The scene at the trailer park made little sense, with the apparent distraction of the honking truck (something an entire scene is based around) just sort of disappearing to facilitate a tense scene, though the interaction with Sarah was a highlight, and signaled the beginning of a much more consistent latter half of the episode; though I really wish we were farther along in character development by the penultimate episode, it was nice to see a little more of the interactions between Luke, Jane, Mike and Bonnie. The Arvo choice was interesting in its parallels with Season 1 Episode 2's ending, though it has its own problems i'll get to later. Finally, the ending was very well-presented, a lot of important moments thrown together to build a very natural but solid conclusion. This was all slightly dampened by the realization that Jane, who had already been disturbingly similar to Molly in both her character motivations and basic traits ("i'm a hardened independent woman who used to take care of her sister but eventually had to leave as forces beyond my control meant I couldn't protect her anymore"), was going to be given the exact same Farewell treatment that Molly got in last season's Episode 4. This frankly just came off as lazy writing, maybe an attempt at drawing parallels but mostly just felt like an "oh this again" moment that took me out of the experience. I'll then throw in how the Arvo choice played out as the other main thing that bugged me with the ending; why was he yelling at me for stealing supplies when I explicitly said I wouldn't steal supplies? You guessed correctly, my choices were invalidated yet again! Turns out no matter what you decide in this "hard choice", Jane steals the supplies and pisses off the bandits. It makes me nervous that the final choice, Shooting Rebecca, will also be completely meaningless to the ending. Considering the streak TellTale has been on lately with this season, I wouldn't at all be surprised if it had absolutely no impact on Episode 5.

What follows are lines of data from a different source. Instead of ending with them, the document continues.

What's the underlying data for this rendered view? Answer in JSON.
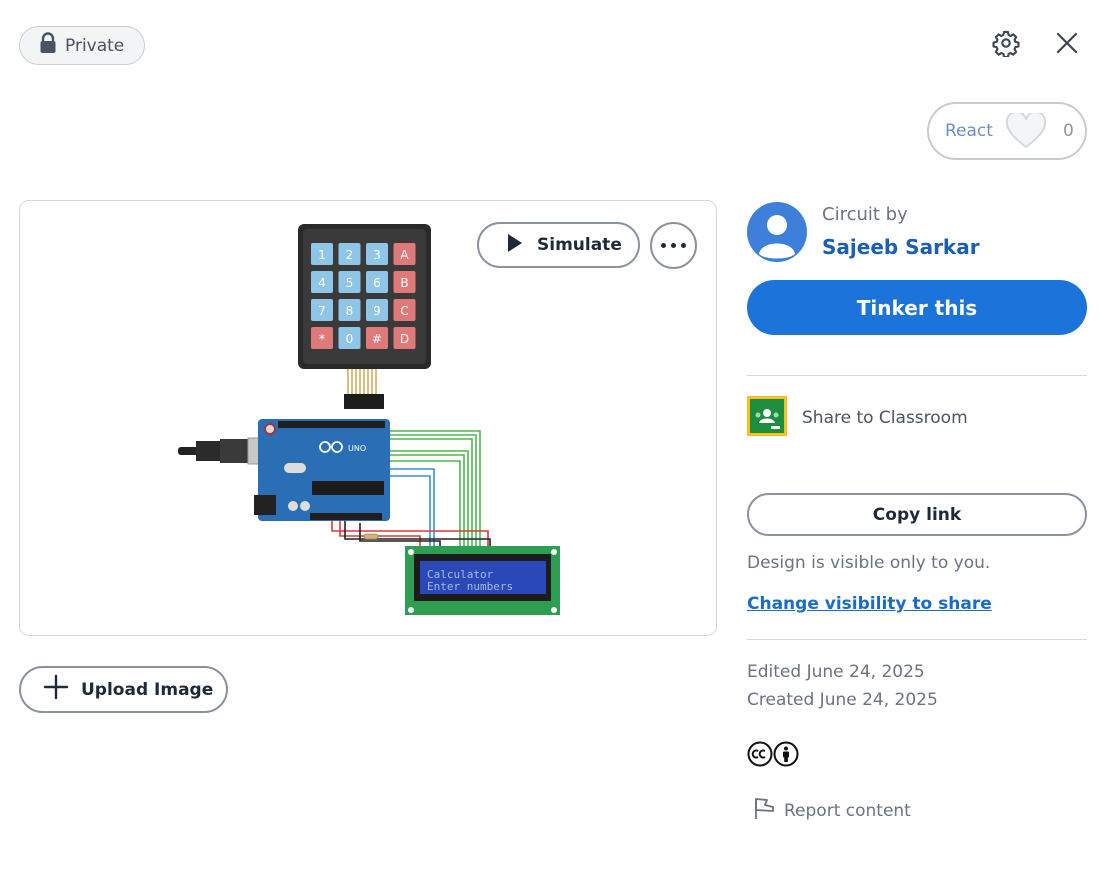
{
  "header": {
    "privacy_label": "Private",
    "settings_icon": "gear-icon",
    "close_icon": "close-icon"
  },
  "react": {
    "label": "React",
    "count": "0"
  },
  "preview": {
    "simulate_label": "Simulate",
    "keypad_keys": [
      "1",
      "2",
      "3",
      "A",
      "4",
      "5",
      "6",
      "B",
      "7",
      "8",
      "9",
      "C",
      "*",
      "0",
      "#",
      "D"
    ],
    "board_label": "UNO",
    "lcd_line1": "Calculator",
    "lcd_line2": "Enter numbers"
  },
  "upload": {
    "label": "Upload Image"
  },
  "author": {
    "prefix": "Circuit by",
    "name": "Sajeeb Sarkar"
  },
  "actions": {
    "tinker_label": "Tinker this",
    "classroom_label": "Share to Classroom",
    "copy_link_label": "Copy link",
    "visibility_note": "Design is visible only to you.",
    "visibility_link": "Change visibility to share"
  },
  "meta": {
    "edited": "Edited June 24, 2025",
    "created": "Created June 24, 2025",
    "report_label": "Report content"
  },
  "colors": {
    "primary": "#1c73d9",
    "link": "#1a6cc9",
    "board": "#2a6fb5",
    "lcd_screen": "#1f3fa8",
    "classroom": "#1e8e3e"
  }
}
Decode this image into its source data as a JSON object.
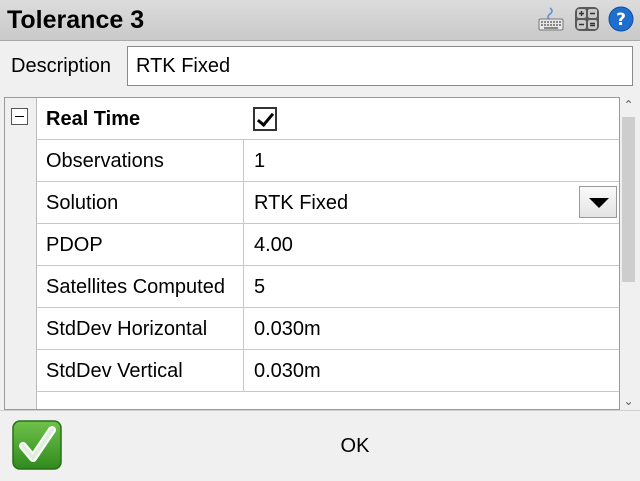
{
  "window": {
    "title": "Tolerance 3"
  },
  "toolbar_icons": [
    "keyboard-icon",
    "calculator-icon",
    "help-icon"
  ],
  "description": {
    "label": "Description",
    "value": "RTK Fixed"
  },
  "grid": {
    "section_label": "Real Time",
    "section_checked": true,
    "rows": [
      {
        "name": "Observations",
        "value": "1"
      },
      {
        "name": "Solution",
        "value": "RTK Fixed"
      },
      {
        "name": "PDOP",
        "value": "4.00"
      },
      {
        "name": "Satellites Computed",
        "value": "5"
      },
      {
        "name": "StdDev Horizontal",
        "value": "0.030m"
      },
      {
        "name": "StdDev Vertical",
        "value": "0.030m"
      }
    ]
  },
  "footer": {
    "ok_label": "OK"
  },
  "colors": {
    "titlebar": "#d3d3d3",
    "ok_green": "#3f9a2a"
  }
}
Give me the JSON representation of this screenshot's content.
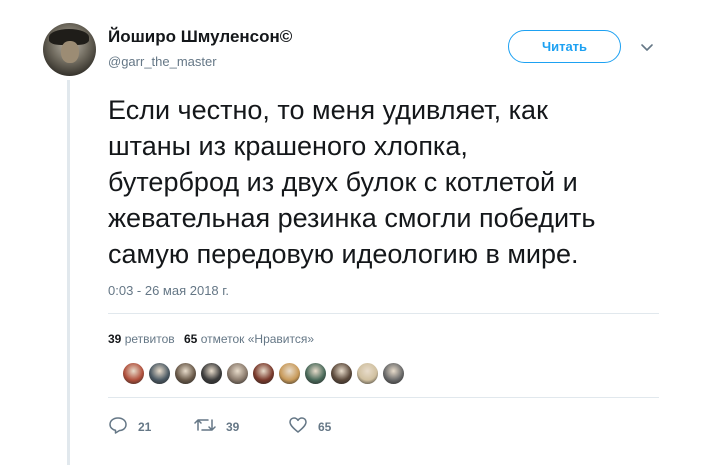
{
  "tweet": {
    "user": {
      "name": "Йоширо Шмуленсон©",
      "handle": "@garr_the_master"
    },
    "follow_label": "Читать",
    "text": "Если честно, то меня удивляет, как\nштаны из крашеного хлопка,\nбутерброд из двух булок с котлетой и\nжевательная резинка смогли победить\nсамую передовую идеологию в мире.",
    "timestamp": "0:03 - 26 мая 2018 г.",
    "stats": {
      "retweets_count": "39",
      "retweets_label": "ретвитов",
      "likes_count": "65",
      "likes_label": "отметок «Нравится»"
    },
    "liker_avatar_colors": [
      "#b0503c",
      "#4c5a64",
      "#6a5a4a",
      "#3c3c3c",
      "#8a7a6c",
      "#7a3a2c",
      "#c89a5a",
      "#4a6a5a",
      "#5c4a3c",
      "#d0c0a0",
      "#6a6a6a"
    ],
    "actions": {
      "reply_count": "21",
      "retweet_count": "39",
      "like_count": "65"
    },
    "colors": {
      "accent": "#1da1f2",
      "muted_text": "#657786",
      "divider": "#e1e8ed"
    },
    "icons": [
      "chevron-down-icon",
      "reply-icon",
      "retweet-icon",
      "heart-icon"
    ]
  }
}
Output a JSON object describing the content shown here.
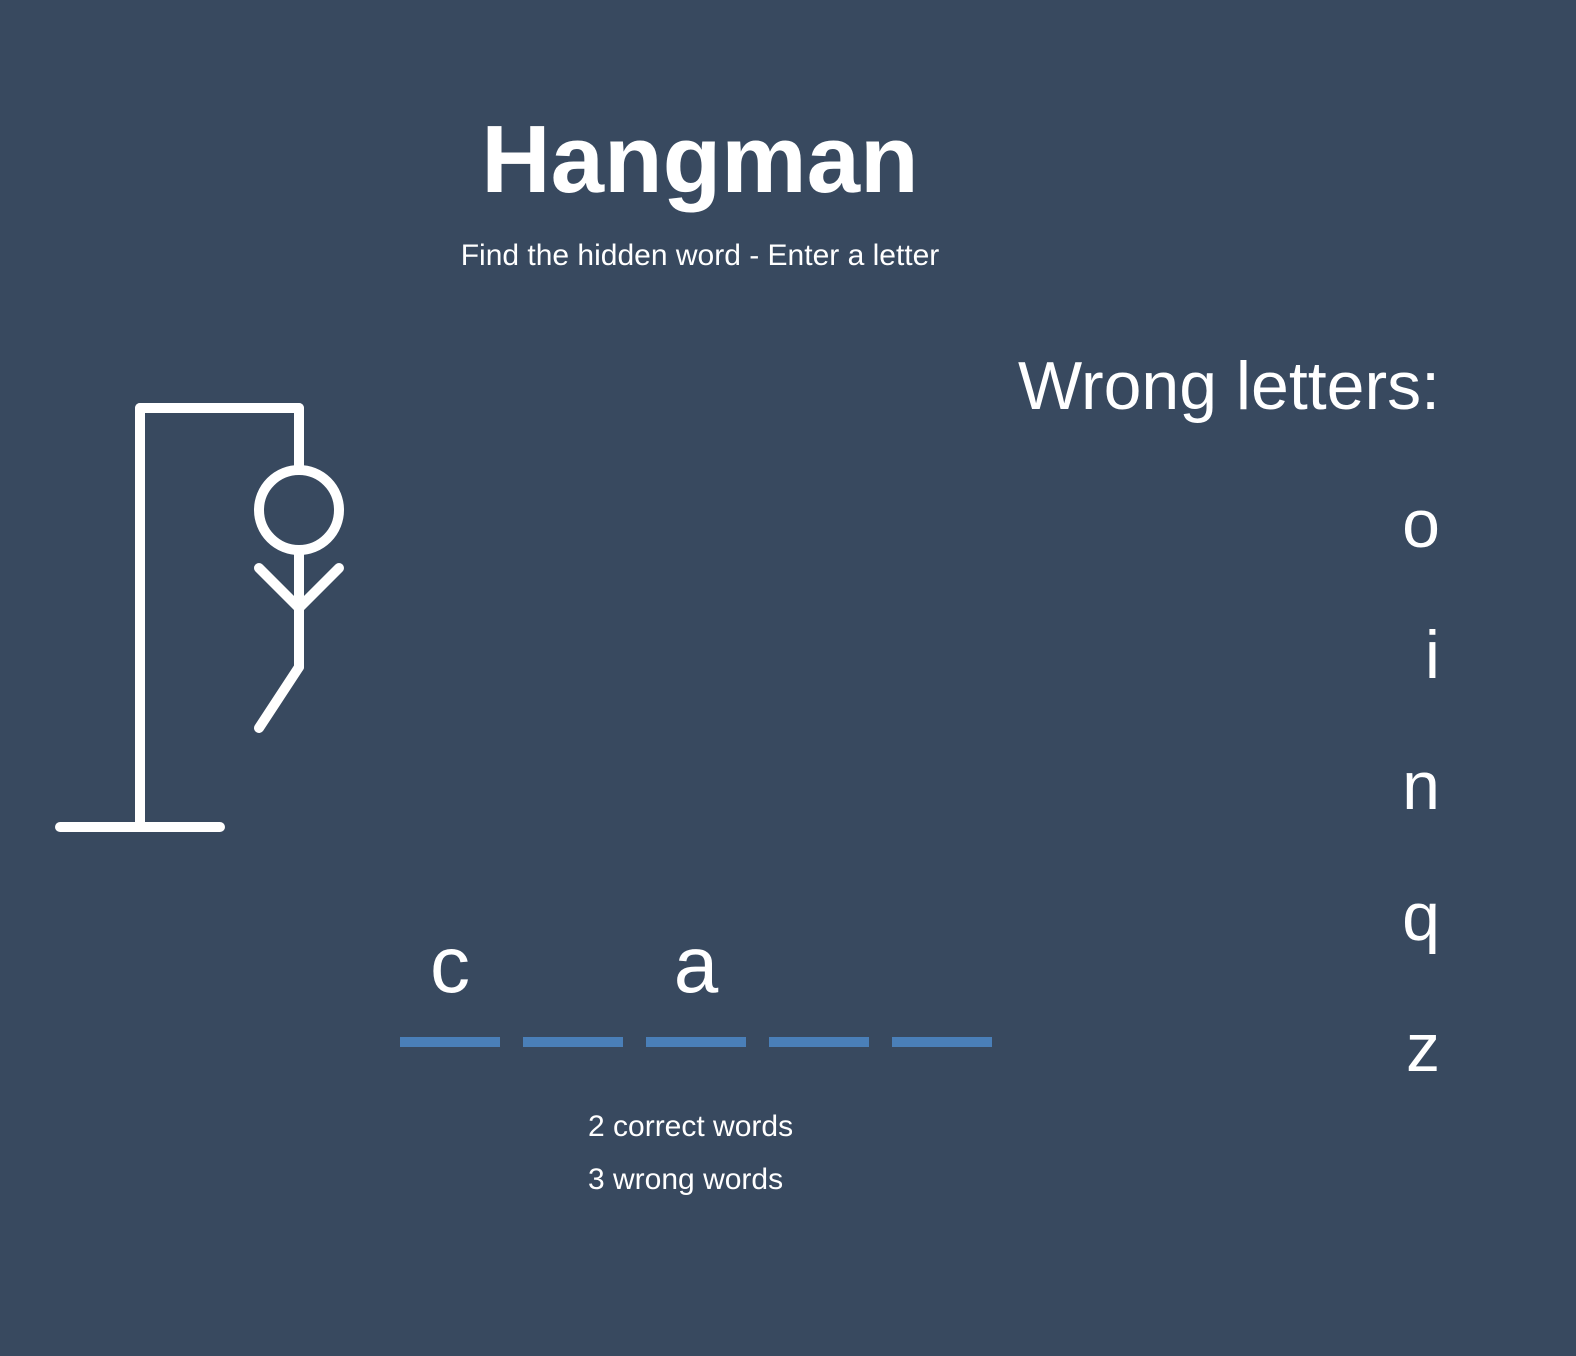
{
  "header": {
    "title": "Hangman",
    "subtitle": "Find the hidden word - Enter a letter"
  },
  "hangman_figure": {
    "parts_drawn": [
      "gallows",
      "head",
      "body",
      "left-arm",
      "right-arm",
      "left-leg"
    ],
    "wrong_guesses": 5
  },
  "wrong_letters": {
    "title": "Wrong letters:",
    "letters": [
      "o",
      "i",
      "n",
      "q",
      "z"
    ]
  },
  "word": {
    "slots": [
      "c",
      "",
      "a",
      "",
      ""
    ]
  },
  "stats": {
    "correct": "2 correct words",
    "wrong": "3 wrong words"
  },
  "colors": {
    "background": "#38495f",
    "text": "#ffffff",
    "slot_underline": "#4a7fb8"
  }
}
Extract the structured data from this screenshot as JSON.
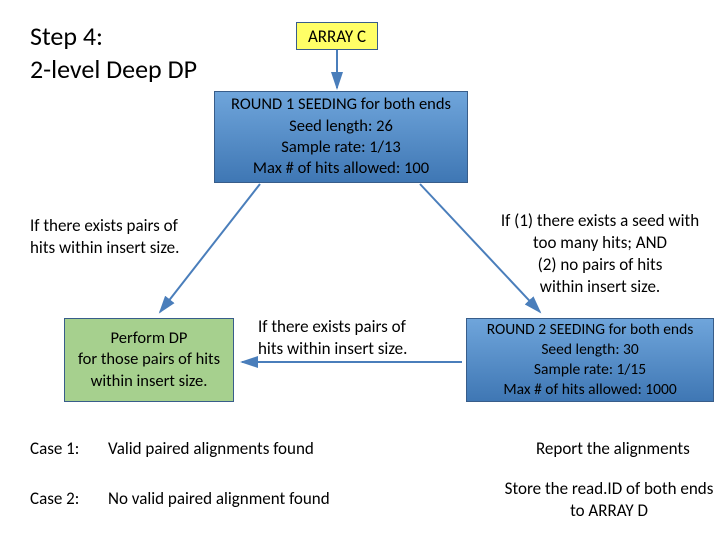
{
  "title_line1": "Step 4:",
  "title_line2": "2-level Deep DP",
  "array_c": "ARRAY C",
  "round1": {
    "heading": "ROUND 1 SEEDING for both ends",
    "seed_length": "Seed length: 26",
    "sample_rate": "Sample rate: 1/13",
    "max_hits": "Max # of hits allowed: 100"
  },
  "round2": {
    "heading": "ROUND 2 SEEDING for both ends",
    "seed_length": "Seed length: 30",
    "sample_rate": "Sample rate: 1/15",
    "max_hits": "Max # of hits allowed: 1000"
  },
  "perform_dp": {
    "line1": "Perform DP",
    "line2": "for those pairs of hits",
    "line3": "within insert size."
  },
  "left_cond": {
    "line1": "If there exists pairs of",
    "line2": "hits within insert size."
  },
  "right_cond": {
    "line1": "If (1) there exists a seed with",
    "line2": "too many hits; AND",
    "line3": "(2) no pairs of hits",
    "line4": "within insert size."
  },
  "mid_cond": {
    "line1": "If there exists pairs of",
    "line2": "hits within insert size."
  },
  "case1": {
    "label": "Case 1:",
    "text": "Valid paired alignments found",
    "result": "Report the alignments"
  },
  "case2": {
    "label": "Case 2:",
    "text": "No valid paired alignment found",
    "result": "Store the read.ID of both ends to ARRAY D"
  }
}
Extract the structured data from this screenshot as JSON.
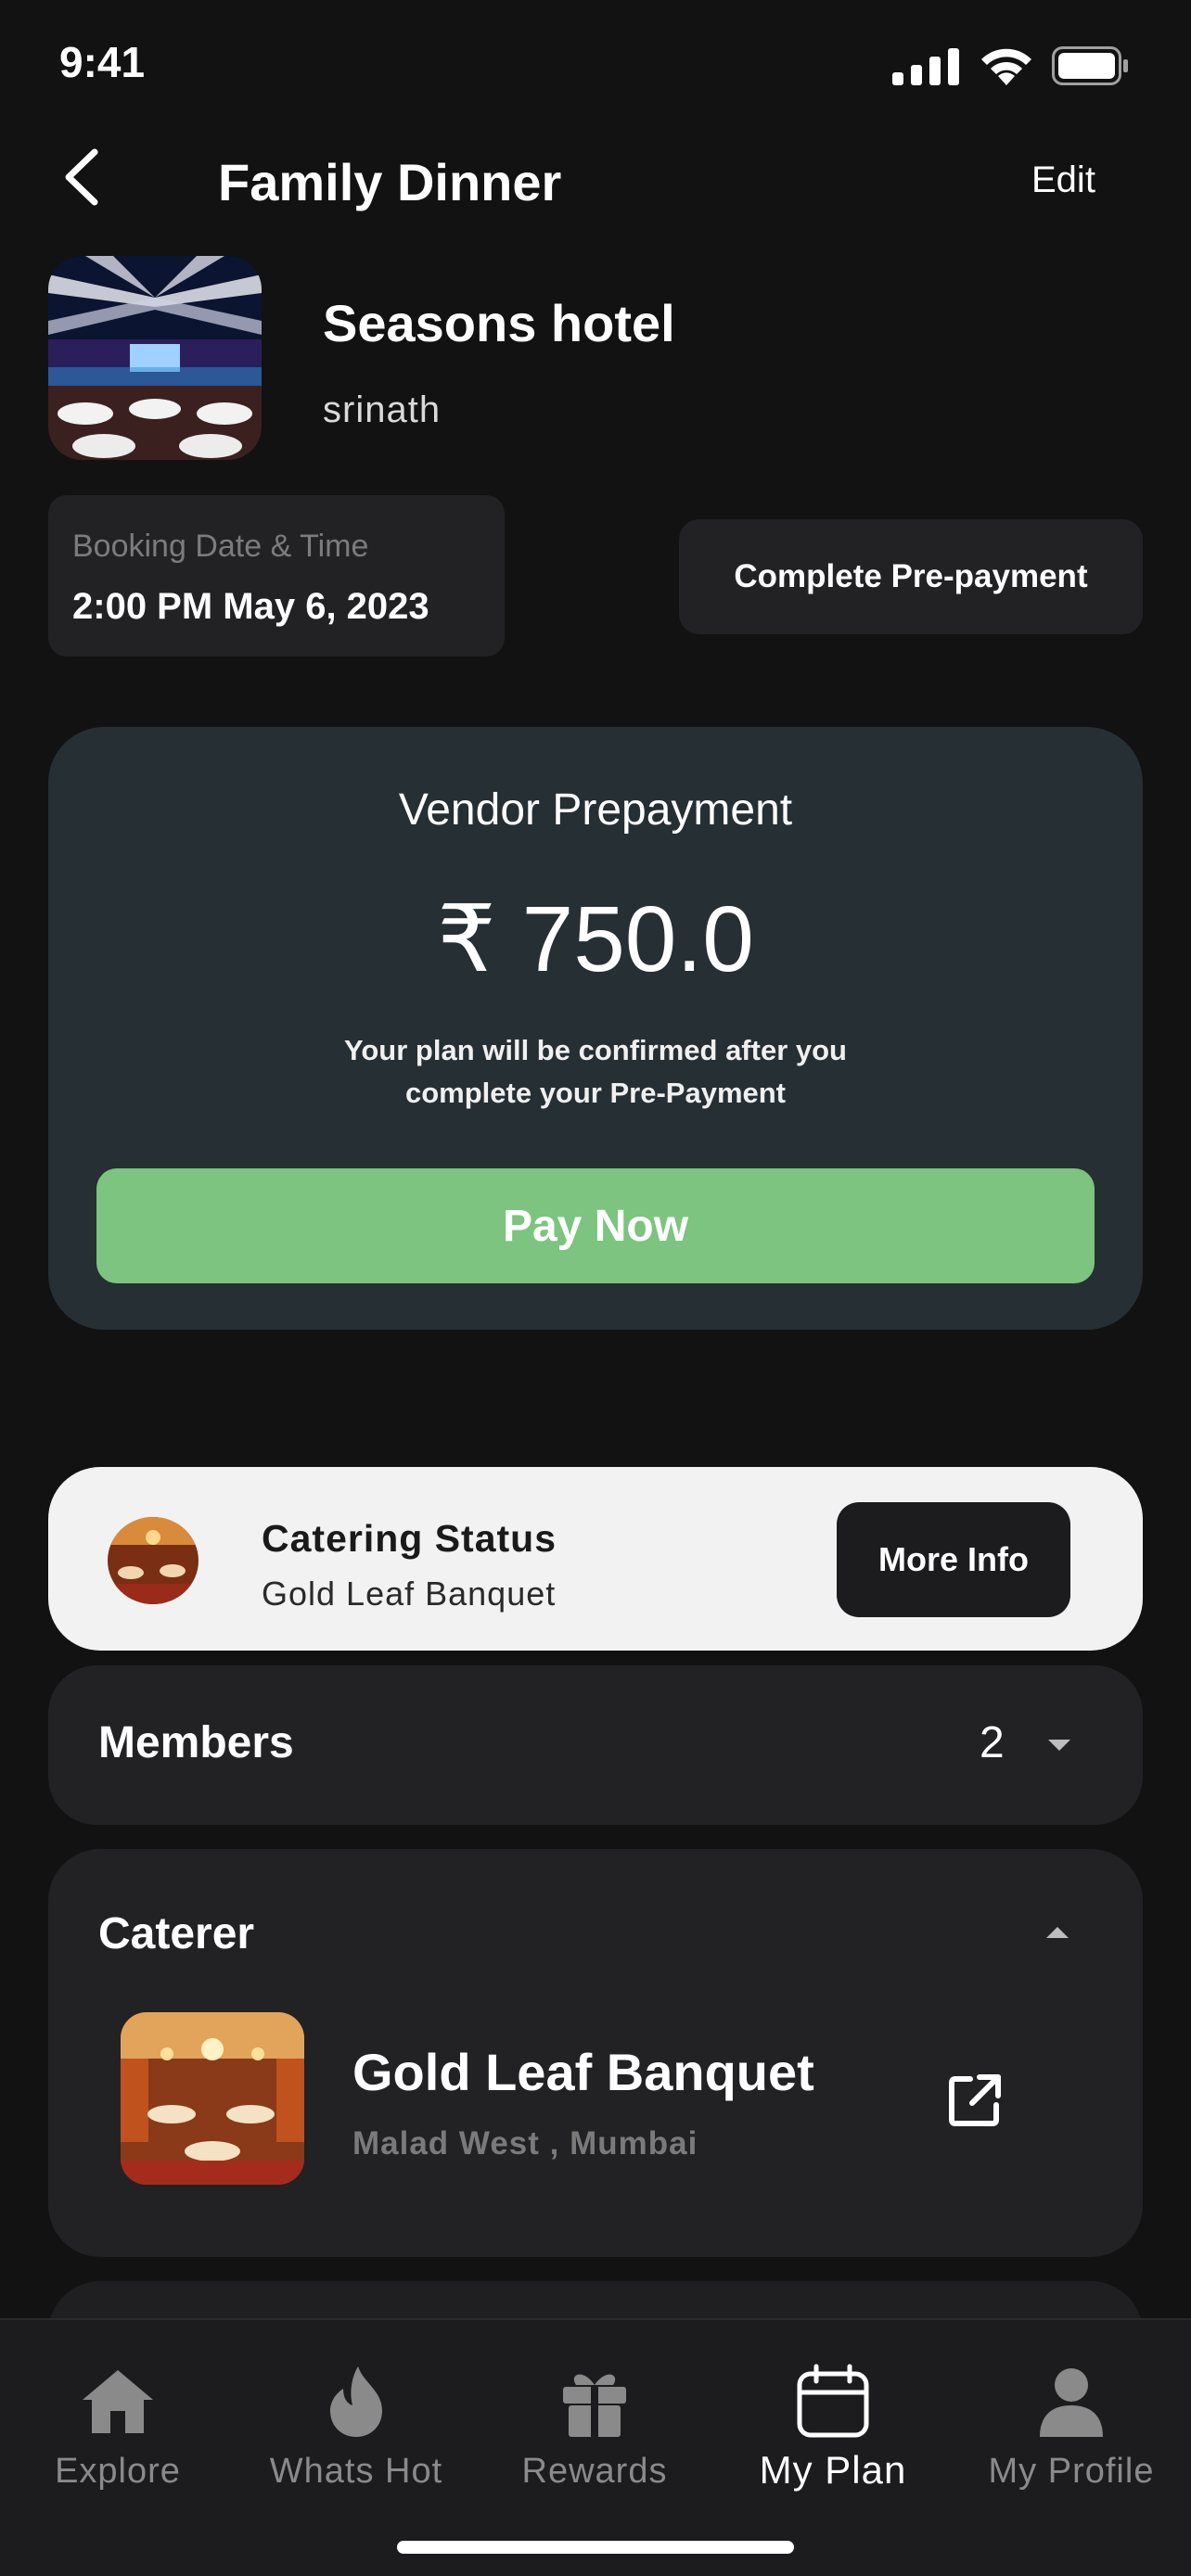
{
  "status_bar": {
    "time": "9:41"
  },
  "header": {
    "title": "Family Dinner",
    "edit_label": "Edit"
  },
  "venue": {
    "name": "Seasons hotel",
    "owner": "srinath"
  },
  "booking": {
    "label": "Booking Date & Time",
    "value": "2:00 PM May 6, 2023"
  },
  "prepayment_button": {
    "label": "Complete Pre-payment"
  },
  "vendor_prepayment": {
    "title": "Vendor Prepayment",
    "amount": "₹ 750.0",
    "note_line1": "Your plan will be confirmed after you",
    "note_line2": "complete your Pre-Payment",
    "pay_label": "Pay Now"
  },
  "catering_status": {
    "title": "Catering Status",
    "subtitle": "Gold Leaf Banquet",
    "more_label": "More Info"
  },
  "members": {
    "label": "Members",
    "count": "2"
  },
  "caterer": {
    "label": "Caterer",
    "name": "Gold Leaf Banquet",
    "location": "Malad West , Mumbai"
  },
  "tabs": [
    {
      "label": "Explore",
      "icon": "home-icon",
      "active": false
    },
    {
      "label": "Whats Hot",
      "icon": "flame-icon",
      "active": false
    },
    {
      "label": "Rewards",
      "icon": "gift-icon",
      "active": false
    },
    {
      "label": "My Plan",
      "icon": "calendar-icon",
      "active": true
    },
    {
      "label": "My Profile",
      "icon": "profile-icon",
      "active": false
    }
  ],
  "colors": {
    "pay_button": "#7cc47f",
    "vendor_card": "#262f34",
    "background": "#121212"
  }
}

Unless they really pull it out with Episode 5, I think i'm done with The Walking Dead Games after this. That really bums me out because I enjoyed the first season tremendously, but too much of this season has felt like aimless, completely unsatisfying busywork. I don't care about characters dying when you haven't let me have more than one damn character-building conversation with them. I don't care about my choices when, without fail, you immediately resolve them to a single "correct" answer. I care about having a goal to strive for, and characters to connect with, and seeing the hope I have slowly get slashed and gnawed at. The Walking Dead Season 2, so far, has had no interest in inspiring the hope that's actually needed to be upset when things don't work out.